Improving Your Poker Skills

Poker is a card game that challenges the brain in many ways. It requires memory, logical thinking and emotion regulation. It also helps players to read their opponents and calculate odds. Poker is also a great social activity that can help build strong connections and support communities both online and offline.

Bankroll management is one of the most important skills you can learn as a poker player. This involves playing with money that you are comfortable losing and never entering a hand if it is not in your budget. It is also important to only play in games that are within your skill level and avoid games with higher-skilled opponents, as this will make it difficult for you to win.

You can also improve your poker knowledge by studying the rules of different variations of the game. This will help you to understand the game better and increase your chances of winning. You can also study the different strategies and learn how to play each game effectively.

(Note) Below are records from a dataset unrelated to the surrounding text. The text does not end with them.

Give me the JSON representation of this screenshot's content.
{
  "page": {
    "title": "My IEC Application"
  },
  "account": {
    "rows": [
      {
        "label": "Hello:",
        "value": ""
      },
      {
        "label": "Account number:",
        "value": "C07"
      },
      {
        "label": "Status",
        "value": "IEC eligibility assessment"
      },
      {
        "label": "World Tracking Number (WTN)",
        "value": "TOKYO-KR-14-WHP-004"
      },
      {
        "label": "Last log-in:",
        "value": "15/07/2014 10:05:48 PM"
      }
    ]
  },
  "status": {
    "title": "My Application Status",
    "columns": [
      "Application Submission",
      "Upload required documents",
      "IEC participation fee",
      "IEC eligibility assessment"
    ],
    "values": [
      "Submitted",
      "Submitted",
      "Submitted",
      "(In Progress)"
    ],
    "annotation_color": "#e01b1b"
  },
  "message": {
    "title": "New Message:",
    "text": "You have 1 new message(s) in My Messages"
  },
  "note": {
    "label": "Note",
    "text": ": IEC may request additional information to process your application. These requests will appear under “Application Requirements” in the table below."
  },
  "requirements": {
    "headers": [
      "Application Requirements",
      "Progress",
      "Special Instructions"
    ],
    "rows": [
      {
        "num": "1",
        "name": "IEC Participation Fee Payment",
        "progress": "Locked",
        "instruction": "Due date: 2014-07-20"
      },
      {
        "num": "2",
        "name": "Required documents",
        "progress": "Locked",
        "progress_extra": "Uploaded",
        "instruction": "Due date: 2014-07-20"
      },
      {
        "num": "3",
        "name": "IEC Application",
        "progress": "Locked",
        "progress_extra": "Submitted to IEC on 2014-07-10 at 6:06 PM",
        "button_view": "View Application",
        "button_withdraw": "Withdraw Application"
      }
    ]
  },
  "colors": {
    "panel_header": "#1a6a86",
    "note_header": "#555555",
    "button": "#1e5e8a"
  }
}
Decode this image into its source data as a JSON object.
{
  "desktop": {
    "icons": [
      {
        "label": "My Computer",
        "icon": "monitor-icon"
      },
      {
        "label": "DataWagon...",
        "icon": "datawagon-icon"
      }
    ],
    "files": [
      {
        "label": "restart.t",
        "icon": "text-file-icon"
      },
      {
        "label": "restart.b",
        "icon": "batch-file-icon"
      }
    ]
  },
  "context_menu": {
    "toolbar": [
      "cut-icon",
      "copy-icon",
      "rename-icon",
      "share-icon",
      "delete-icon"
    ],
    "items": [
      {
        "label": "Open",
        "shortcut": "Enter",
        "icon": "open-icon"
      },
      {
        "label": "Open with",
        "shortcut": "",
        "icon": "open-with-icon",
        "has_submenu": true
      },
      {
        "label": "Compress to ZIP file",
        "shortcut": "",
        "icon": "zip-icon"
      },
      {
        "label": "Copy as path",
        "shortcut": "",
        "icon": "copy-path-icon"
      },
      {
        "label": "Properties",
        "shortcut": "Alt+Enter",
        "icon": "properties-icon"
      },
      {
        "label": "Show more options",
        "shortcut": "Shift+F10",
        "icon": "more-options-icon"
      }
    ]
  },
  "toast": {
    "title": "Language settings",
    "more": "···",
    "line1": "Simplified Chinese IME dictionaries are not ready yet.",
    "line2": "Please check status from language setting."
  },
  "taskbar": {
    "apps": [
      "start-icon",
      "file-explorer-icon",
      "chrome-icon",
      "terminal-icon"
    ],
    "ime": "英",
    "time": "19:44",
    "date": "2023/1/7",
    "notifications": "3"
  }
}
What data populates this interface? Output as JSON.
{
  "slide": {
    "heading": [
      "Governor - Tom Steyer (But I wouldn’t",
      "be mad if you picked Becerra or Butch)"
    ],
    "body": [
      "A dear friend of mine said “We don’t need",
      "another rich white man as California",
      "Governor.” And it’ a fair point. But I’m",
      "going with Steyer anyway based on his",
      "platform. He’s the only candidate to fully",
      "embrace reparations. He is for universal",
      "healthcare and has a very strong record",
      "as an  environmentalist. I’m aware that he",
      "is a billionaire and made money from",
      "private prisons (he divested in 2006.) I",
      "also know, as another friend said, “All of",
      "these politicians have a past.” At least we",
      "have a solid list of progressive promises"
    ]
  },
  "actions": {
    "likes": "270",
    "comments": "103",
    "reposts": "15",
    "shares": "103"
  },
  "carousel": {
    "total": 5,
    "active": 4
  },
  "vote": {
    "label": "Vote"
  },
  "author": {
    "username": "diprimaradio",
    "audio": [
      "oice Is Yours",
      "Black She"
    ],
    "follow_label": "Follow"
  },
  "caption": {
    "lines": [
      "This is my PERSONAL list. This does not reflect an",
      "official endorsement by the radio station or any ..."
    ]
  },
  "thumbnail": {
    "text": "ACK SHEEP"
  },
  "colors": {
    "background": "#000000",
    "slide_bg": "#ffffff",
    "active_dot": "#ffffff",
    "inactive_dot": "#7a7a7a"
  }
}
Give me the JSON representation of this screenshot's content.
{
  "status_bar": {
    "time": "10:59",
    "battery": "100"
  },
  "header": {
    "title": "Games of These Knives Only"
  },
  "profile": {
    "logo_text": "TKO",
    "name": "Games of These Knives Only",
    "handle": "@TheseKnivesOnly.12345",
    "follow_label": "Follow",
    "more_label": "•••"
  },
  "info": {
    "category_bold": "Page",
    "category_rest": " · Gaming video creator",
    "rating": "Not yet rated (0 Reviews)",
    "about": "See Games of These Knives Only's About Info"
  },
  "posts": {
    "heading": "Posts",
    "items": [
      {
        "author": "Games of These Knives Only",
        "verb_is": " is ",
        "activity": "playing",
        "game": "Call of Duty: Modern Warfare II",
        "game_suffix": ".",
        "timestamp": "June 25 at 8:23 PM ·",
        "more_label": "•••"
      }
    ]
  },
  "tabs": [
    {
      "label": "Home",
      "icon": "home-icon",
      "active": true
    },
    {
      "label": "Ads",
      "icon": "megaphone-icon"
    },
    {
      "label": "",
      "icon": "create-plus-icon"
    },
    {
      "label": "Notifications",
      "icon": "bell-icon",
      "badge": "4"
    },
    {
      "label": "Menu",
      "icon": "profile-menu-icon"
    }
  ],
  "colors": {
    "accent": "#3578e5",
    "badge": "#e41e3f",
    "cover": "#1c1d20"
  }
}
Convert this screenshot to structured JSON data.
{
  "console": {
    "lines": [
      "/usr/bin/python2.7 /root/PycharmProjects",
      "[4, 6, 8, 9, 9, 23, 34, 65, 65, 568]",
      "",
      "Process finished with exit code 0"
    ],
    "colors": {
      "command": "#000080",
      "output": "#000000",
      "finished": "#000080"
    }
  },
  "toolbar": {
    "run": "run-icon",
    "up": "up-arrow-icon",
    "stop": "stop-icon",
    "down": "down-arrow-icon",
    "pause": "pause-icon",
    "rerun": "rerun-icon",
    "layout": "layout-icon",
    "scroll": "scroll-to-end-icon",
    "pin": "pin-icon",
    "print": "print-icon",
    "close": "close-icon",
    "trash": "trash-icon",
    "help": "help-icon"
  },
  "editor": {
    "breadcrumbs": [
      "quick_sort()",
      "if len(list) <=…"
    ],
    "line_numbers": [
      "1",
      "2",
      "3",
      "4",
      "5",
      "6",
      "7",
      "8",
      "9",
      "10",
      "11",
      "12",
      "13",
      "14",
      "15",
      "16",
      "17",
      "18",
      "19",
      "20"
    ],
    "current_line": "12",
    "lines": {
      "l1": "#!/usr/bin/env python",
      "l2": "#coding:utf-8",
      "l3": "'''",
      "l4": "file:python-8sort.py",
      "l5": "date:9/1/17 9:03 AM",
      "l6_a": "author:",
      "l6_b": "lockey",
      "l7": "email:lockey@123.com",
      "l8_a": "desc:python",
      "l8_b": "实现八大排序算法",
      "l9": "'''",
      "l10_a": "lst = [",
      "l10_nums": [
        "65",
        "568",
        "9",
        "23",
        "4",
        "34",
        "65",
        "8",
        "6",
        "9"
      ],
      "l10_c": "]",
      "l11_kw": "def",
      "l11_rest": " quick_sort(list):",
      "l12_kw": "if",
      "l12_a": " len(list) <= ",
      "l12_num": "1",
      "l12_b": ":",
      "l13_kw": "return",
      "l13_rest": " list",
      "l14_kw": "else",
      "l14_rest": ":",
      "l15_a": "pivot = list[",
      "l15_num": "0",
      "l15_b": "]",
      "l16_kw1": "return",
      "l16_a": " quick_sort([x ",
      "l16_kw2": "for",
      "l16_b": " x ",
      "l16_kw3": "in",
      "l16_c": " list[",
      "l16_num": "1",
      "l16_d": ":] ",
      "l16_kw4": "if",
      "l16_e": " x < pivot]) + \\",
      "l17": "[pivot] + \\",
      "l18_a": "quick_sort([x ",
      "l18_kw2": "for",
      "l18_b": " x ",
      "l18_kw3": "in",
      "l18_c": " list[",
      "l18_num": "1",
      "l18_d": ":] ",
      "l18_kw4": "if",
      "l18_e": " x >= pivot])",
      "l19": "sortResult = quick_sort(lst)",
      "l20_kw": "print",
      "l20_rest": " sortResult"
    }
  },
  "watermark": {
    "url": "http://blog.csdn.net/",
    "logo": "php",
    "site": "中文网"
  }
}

Reading your opponents is an important part of poker, and you can do this by noticing their betting patterns. For example, if your opponent is very conservative and folds early, they will likely be easier to bluff against. In contrast, aggressive players are often risk-takers and will bet high early in a hand.